What is a Lottery?

A lottery is a game of chance in which numbers are drawn at random to determine a winner. Prizes range from cash to goods and services. Lotteries are common in many countries around the world and are often used to raise money for a variety of public purposes. Some governments ban them, while others endorse them and regulate their operation. Lotteries are considered a form of gambling, although the odds of winning are low. Some critics argue that the government should not subsidize a form of gambling that has negative effects on society.

Historically, lotteries were popular ways for states to fund projects and services. In the United States, lottery revenues have paid for everything from paving streets to building college campuses. Some of the country’s most prestigious universities, such as Harvard and Yale, were built with lottery money. At the start of the Revolutionary War, the Continental Congress held a lottery to raise funds for the colonial army.

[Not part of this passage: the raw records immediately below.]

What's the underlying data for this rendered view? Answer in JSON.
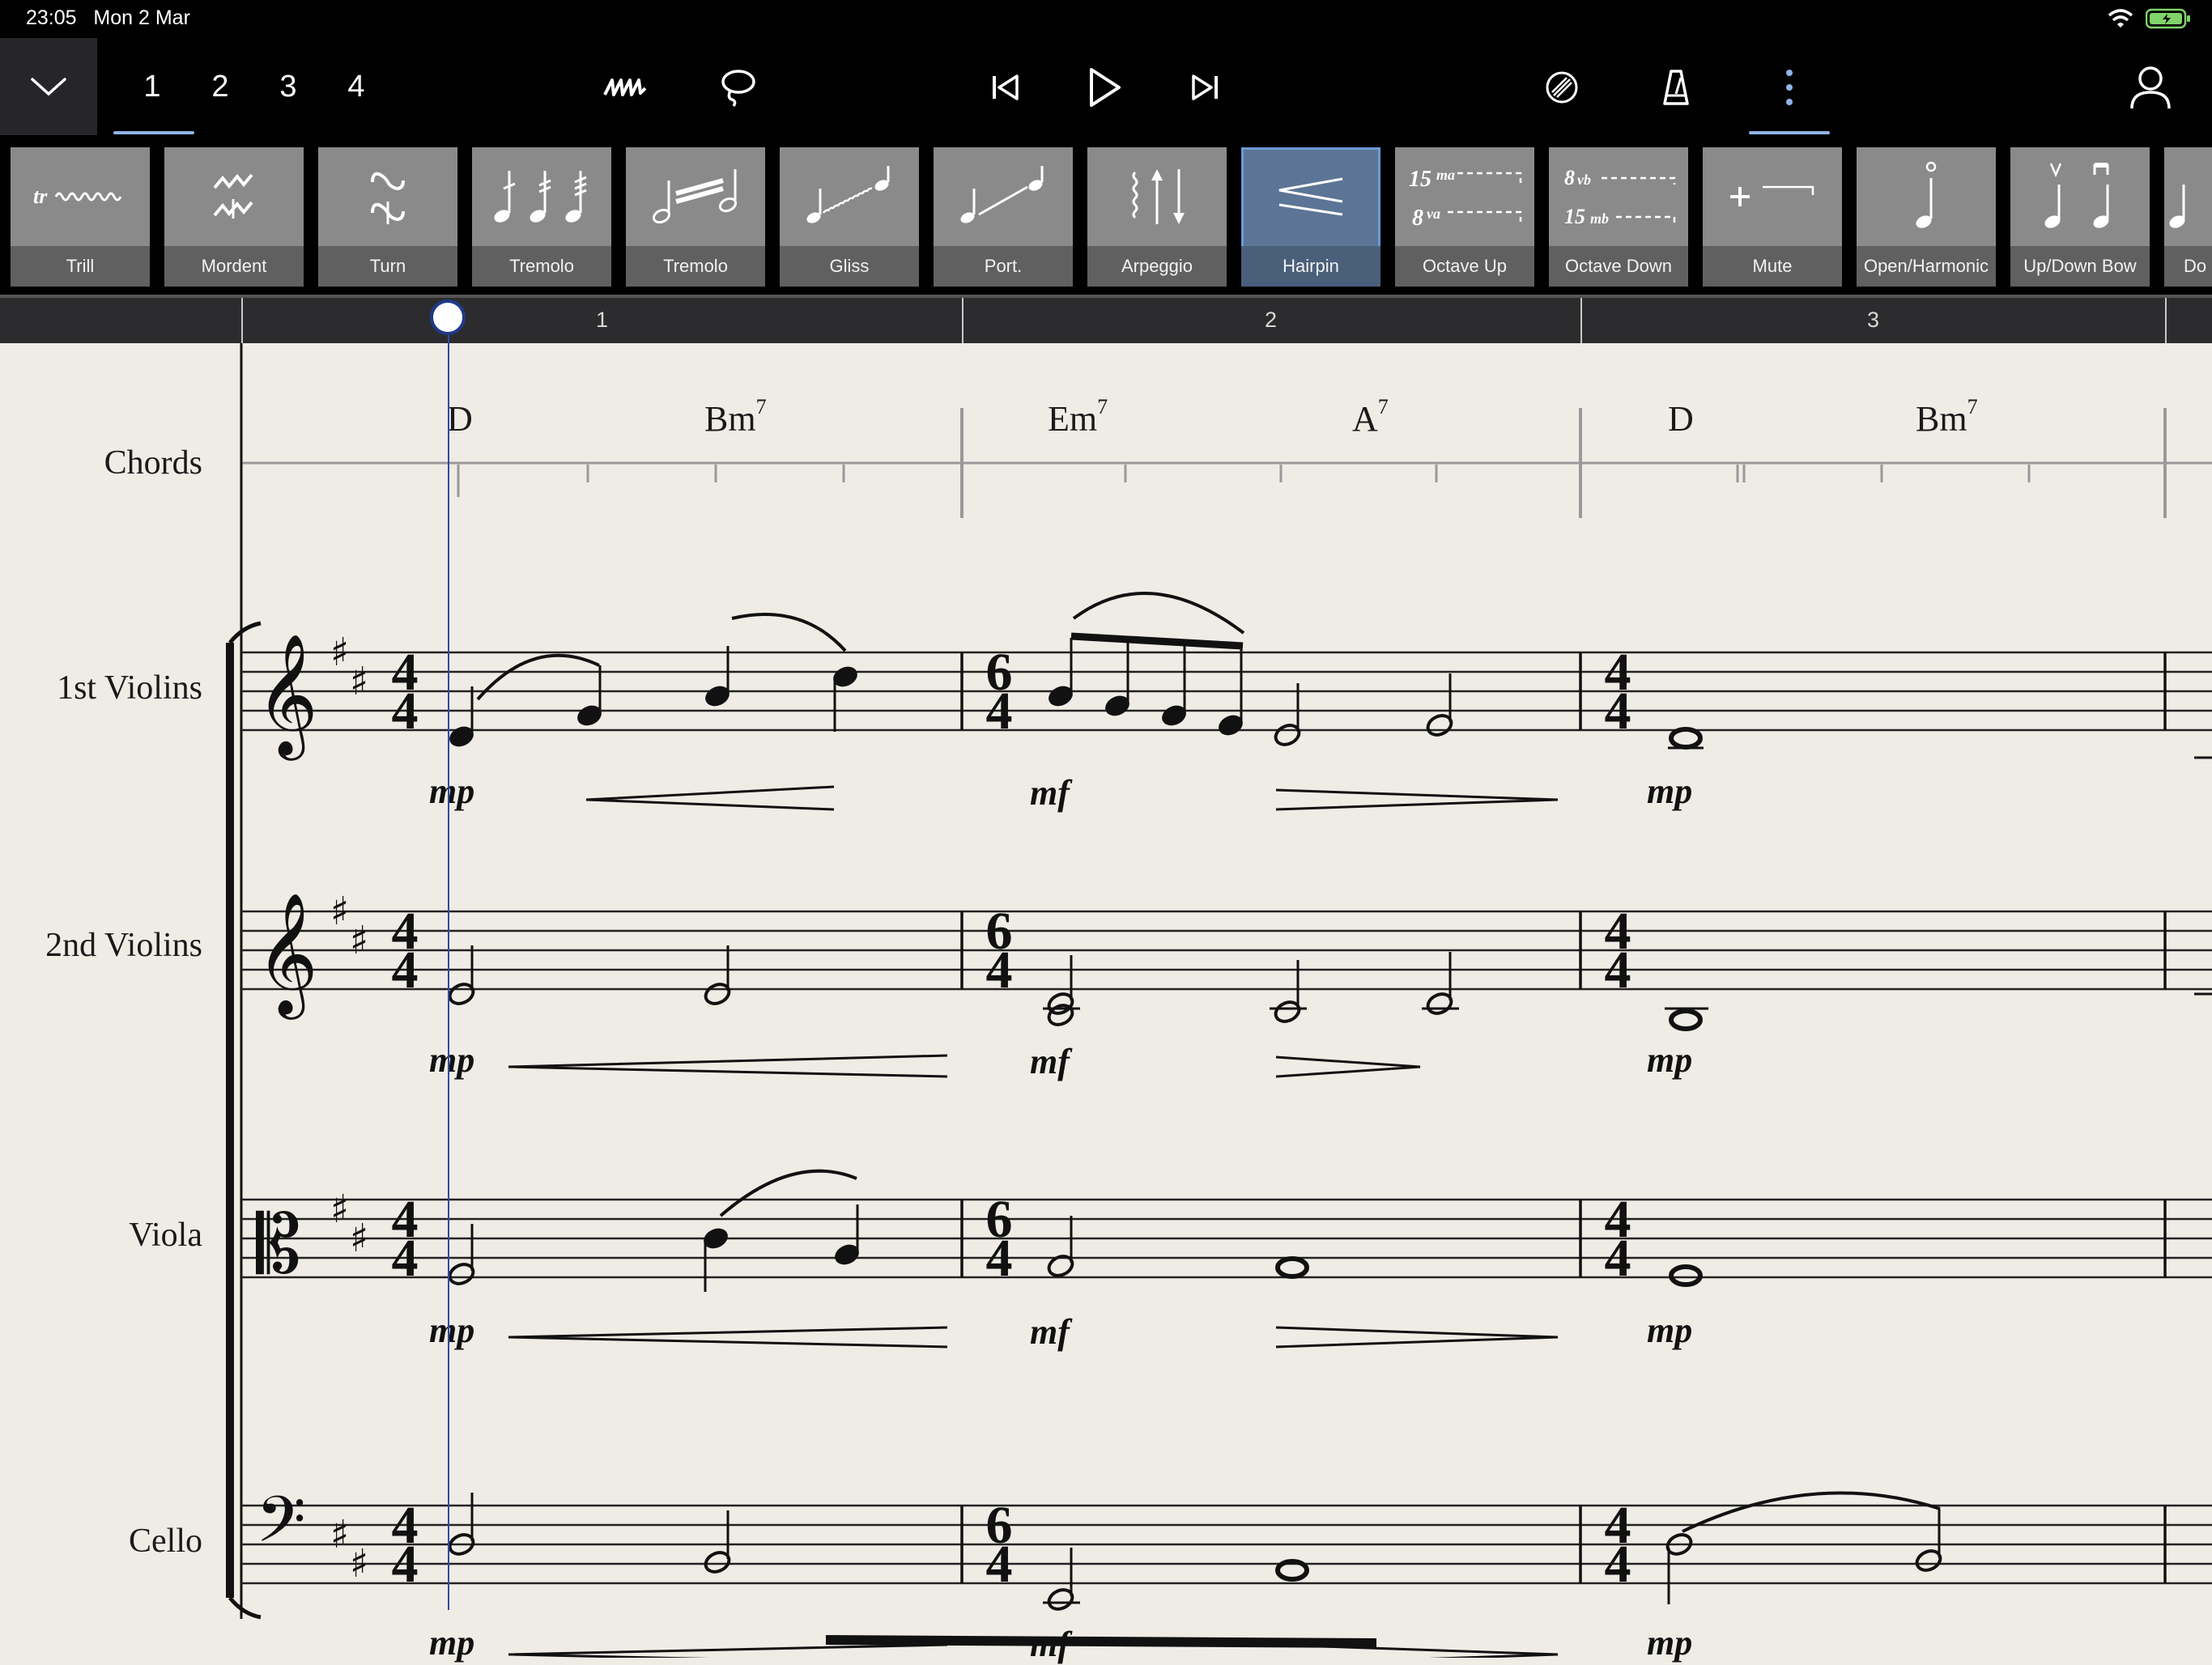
{
  "status": {
    "time": "23:05",
    "date": "Mon 2 Mar"
  },
  "toolbar": {
    "pages": [
      "1",
      "2",
      "3",
      "4"
    ],
    "active_page": "1",
    "icons": [
      "collapse-chevron-icon",
      "handwriting-icon",
      "lasso-icon",
      "skip-back-icon",
      "play-icon",
      "skip-forward-icon",
      "sound-icon",
      "metronome-icon",
      "more-icon",
      "account-icon"
    ]
  },
  "palette": {
    "items": [
      {
        "label": "Trill"
      },
      {
        "label": "Mordent"
      },
      {
        "label": "Turn"
      },
      {
        "label": "Tremolo"
      },
      {
        "label": "Tremolo"
      },
      {
        "label": "Gliss"
      },
      {
        "label": "Port."
      },
      {
        "label": "Arpeggio"
      },
      {
        "label": "Hairpin",
        "selected": true
      },
      {
        "label": "Octave Up"
      },
      {
        "label": "Octave Down"
      },
      {
        "label": "Mute"
      },
      {
        "label": "Open/Harmonic"
      },
      {
        "label": "Up/Down Bow"
      },
      {
        "label": "Do"
      }
    ],
    "selected": "Hairpin"
  },
  "ruler": {
    "bars": [
      "1",
      "2",
      "3"
    ]
  },
  "score": {
    "chords_label": "Chords",
    "chords": [
      {
        "root": "D",
        "ext": ""
      },
      {
        "root": "Bm",
        "ext": "7"
      },
      {
        "root": "Em",
        "ext": "7"
      },
      {
        "root": "A",
        "ext": "7"
      },
      {
        "root": "D",
        "ext": ""
      },
      {
        "root": "Bm",
        "ext": "7"
      }
    ],
    "instruments": [
      "1st Violins",
      "2nd Violins",
      "Viola",
      "Cello"
    ],
    "time_signatures": [
      "4/4",
      "6/4",
      "4/4"
    ],
    "dynamics": {
      "violin1": [
        "mp",
        "mf",
        "mp"
      ],
      "violin2": [
        "mp",
        "mf",
        "mp"
      ],
      "viola": [
        "mp",
        "mf",
        "mp"
      ],
      "cello": [
        "mp",
        "mf",
        "mp"
      ]
    }
  },
  "colors": {
    "background": "#efece6",
    "toolbar": "#000000",
    "accent": "#8fb3e6",
    "playhead": "#2f4aa8",
    "selected_tool": "#5c7596"
  }
}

The term lottery is derived from the Latin verb loto, meaning “fate” or “chance.” The first recorded use of the word was in a book on teopeutology, published in 1512. In 1612, the Virginia Company used a lottery to choose the first governor and council for its colony. The lottery was also widely used to finance projects in early America, including paving roads and building churches.

In modern lotteries, a computer system is used to record ticket purchases and determine winners. A percentage of tickets purchased is retained by the state or sponsor to cover costs and profits. A second percentage is set aside to provide prizes for the winners. The remainder of the pool can be allocated to several different prizes or divided into multiple smaller prizes. In order to maximize winnings, lottery participants should avoid relying on numbers that are close together or have sentimental value, such as birthdays or family members’ names. Also, it is best to play as many games as possible, since each number has the same chance of being picked.

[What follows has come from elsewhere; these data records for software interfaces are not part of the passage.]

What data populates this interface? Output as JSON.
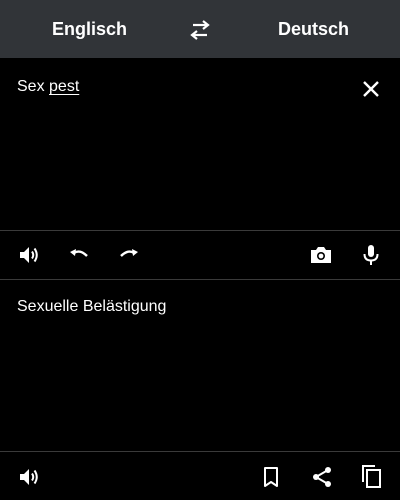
{
  "header": {
    "source_language": "Englisch",
    "target_language": "Deutsch"
  },
  "input": {
    "text_part1": "Sex ",
    "text_part2": "pest"
  },
  "output": {
    "text": "Sexuelle Belästigung"
  },
  "icons": {
    "swap": "swap-arrows-icon",
    "clear": "close-icon",
    "speaker": "speaker-icon",
    "undo": "undo-icon",
    "redo": "redo-icon",
    "camera": "camera-icon",
    "mic": "microphone-icon",
    "bookmark": "bookmark-icon",
    "share": "share-icon",
    "copy": "copy-icon"
  },
  "colors": {
    "header_bg": "#313438",
    "background": "#000000",
    "text": "#ffffff",
    "divider": "#3a3a3a"
  }
}
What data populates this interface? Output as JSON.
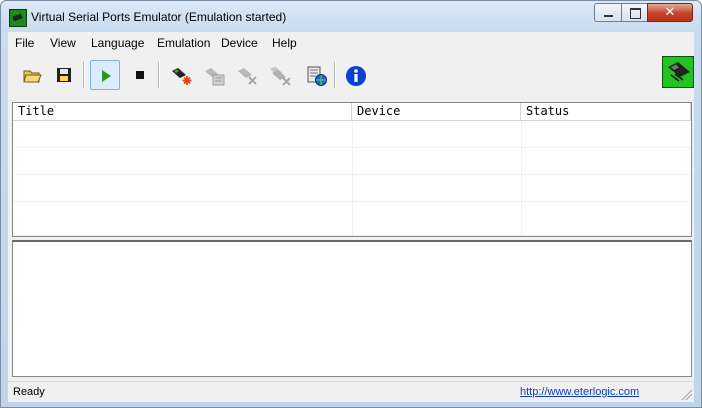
{
  "window": {
    "title": "Virtual Serial Ports Emulator (Emulation started)",
    "close_glyph": "✕"
  },
  "menu": [
    "File",
    "View",
    "Language",
    "Emulation",
    "Device",
    "Help"
  ],
  "toolbar": {
    "buttons": [
      {
        "icon": "open-folder-icon",
        "enabled": true
      },
      {
        "icon": "save-disk-icon",
        "enabled": true
      },
      {
        "icon": "play-icon",
        "enabled": true,
        "pressed": true
      },
      {
        "icon": "stop-icon",
        "enabled": true
      },
      {
        "icon": "create-device-icon",
        "enabled": true
      },
      {
        "icon": "device-properties-icon",
        "enabled": false
      },
      {
        "icon": "delete-device-icon",
        "enabled": false
      },
      {
        "icon": "delete-all-devices-icon",
        "enabled": false
      },
      {
        "icon": "network-settings-icon",
        "enabled": true
      },
      {
        "icon": "info-icon",
        "enabled": true
      }
    ]
  },
  "device_list": {
    "columns": [
      "Title",
      "Device",
      "Status"
    ],
    "rows": []
  },
  "statusbar": {
    "status": "Ready",
    "link": "http://www.eterlogic.com"
  },
  "colors": {
    "accent_green": "#22c422",
    "link_blue": "#0b3fbf",
    "info_blue": "#0a3fd8",
    "close_red": "#c7432b"
  }
}
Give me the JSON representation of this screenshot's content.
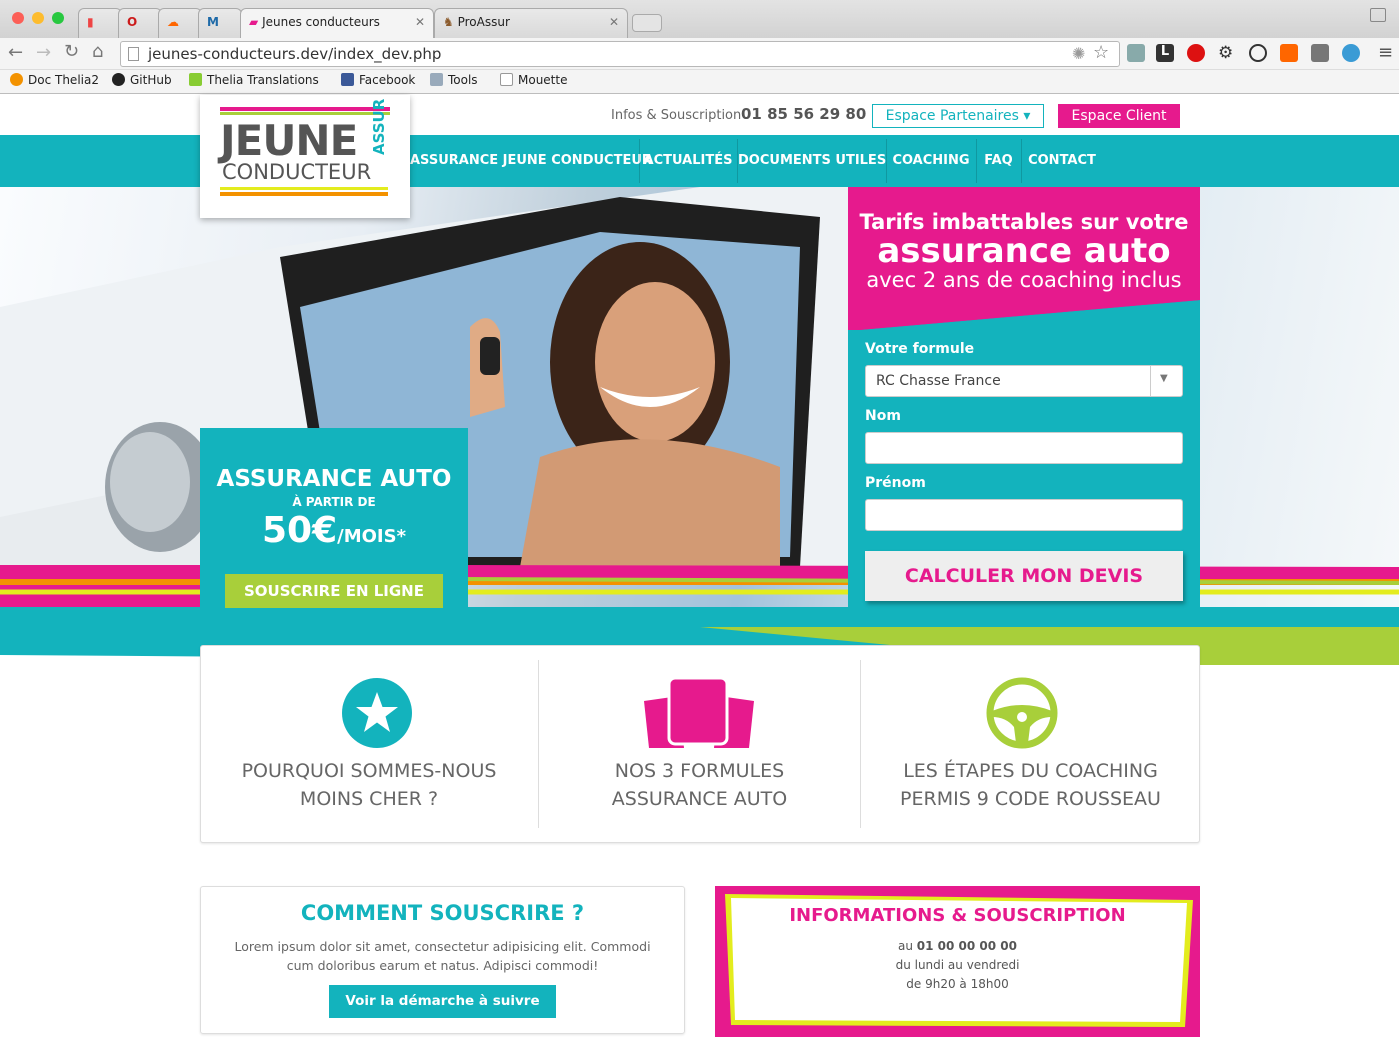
{
  "browser": {
    "tabs": [
      {
        "label": ""
      },
      {
        "label": ""
      },
      {
        "label": ""
      },
      {
        "label": ""
      },
      {
        "label": "Jeunes conducteurs"
      },
      {
        "label": "ProAssur"
      }
    ],
    "url": "jeunes-conducteurs.dev/index_dev.php",
    "bookmarks": [
      "Doc Thelia2",
      "GitHub",
      "Thelia Translations",
      "Facebook",
      "Tools",
      "Mouette"
    ]
  },
  "header": {
    "info_label": "Infos & Souscription",
    "phone": "01 85 56 29 80",
    "partners_button": "Espace Partenaires ▾",
    "client_button": "Espace Client"
  },
  "logo": {
    "line1": "JEUNE",
    "line2": "CONDUCTEUR",
    "side": "ASSUR"
  },
  "nav": [
    "ASSURANCE JEUNE CONDUCTEUR",
    "ACTUALITÉS",
    "DOCUMENTS UTILES",
    "COACHING",
    "FAQ",
    "CONTACT"
  ],
  "offer": {
    "title": "ASSURANCE AUTO",
    "from": "À PARTIR DE",
    "price": "50€",
    "per": "/MOIS*",
    "button": "SOUSCRIRE EN LIGNE"
  },
  "quote_form": {
    "headline1": "Tarifs imbattables sur votre",
    "headline2": "assurance auto",
    "headline3": "avec 2 ans de coaching inclus",
    "formula_label": "Votre formule",
    "formula_value": "RC Chasse France",
    "name_label": "Nom",
    "firstname_label": "Prénom",
    "submit": "CALCULER MON DEVIS"
  },
  "cards": [
    {
      "icon": "star-icon",
      "line1": "POURQUOI SOMMES-NOUS",
      "line2": "MOINS CHER ?"
    },
    {
      "icon": "cards-icon",
      "line1": "NOS 3 FORMULES",
      "line2": "ASSURANCE AUTO"
    },
    {
      "icon": "steering-wheel-icon",
      "line1": "LES ÉTAPES DU COACHING",
      "line2": "PERMIS 9 CODE ROUSSEAU"
    }
  ],
  "how": {
    "title": "COMMENT SOUSCRIRE ?",
    "body": "Lorem ipsum dolor sit amet, consectetur adipisicing elit. Commodi cum doloribus earum et natus. Adipisci commodi!",
    "button": "Voir la démarche à suivre"
  },
  "info": {
    "title": "INFORMATIONS & SOUSCRIPTION",
    "phone_prefix": "au ",
    "phone": "01 00 00 00 00",
    "days": "du lundi au vendredi",
    "hours": "de 9h20 à 18h00"
  },
  "colors": {
    "teal": "#13b3bd",
    "pink": "#e61a8d",
    "green": "#a8cf3a",
    "orange": "#f39200",
    "yellow": "#e3ec1e"
  }
}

Some state and private lotteries have raised concerns about the social impact of their operations. They are criticized for contributing to compulsive gambling, regressive taxation, and other problems with gambling. The industry is also criticised for the way it promotes its products. Lottery advertisements are alleged to be misleading and exaggerate the chances of winning. In addition, lottery revenues are often criticized for having little long-term impact on public spending.

Another problem with the lottery is that it tends to disproportionately benefit wealthy people and neighborhoods, while the poor participate at much lower rates. Vox’s Alvin Chang explains that this is because most people buy lottery tickets in their local shops, which are disproportionately located in high-income areas. Some studies suggest that this is true of national lotteries as well. This is a significant issue, given that the majority of people playing lotto are low-income or minority. Consequently, the overall effect is likely to be regressive.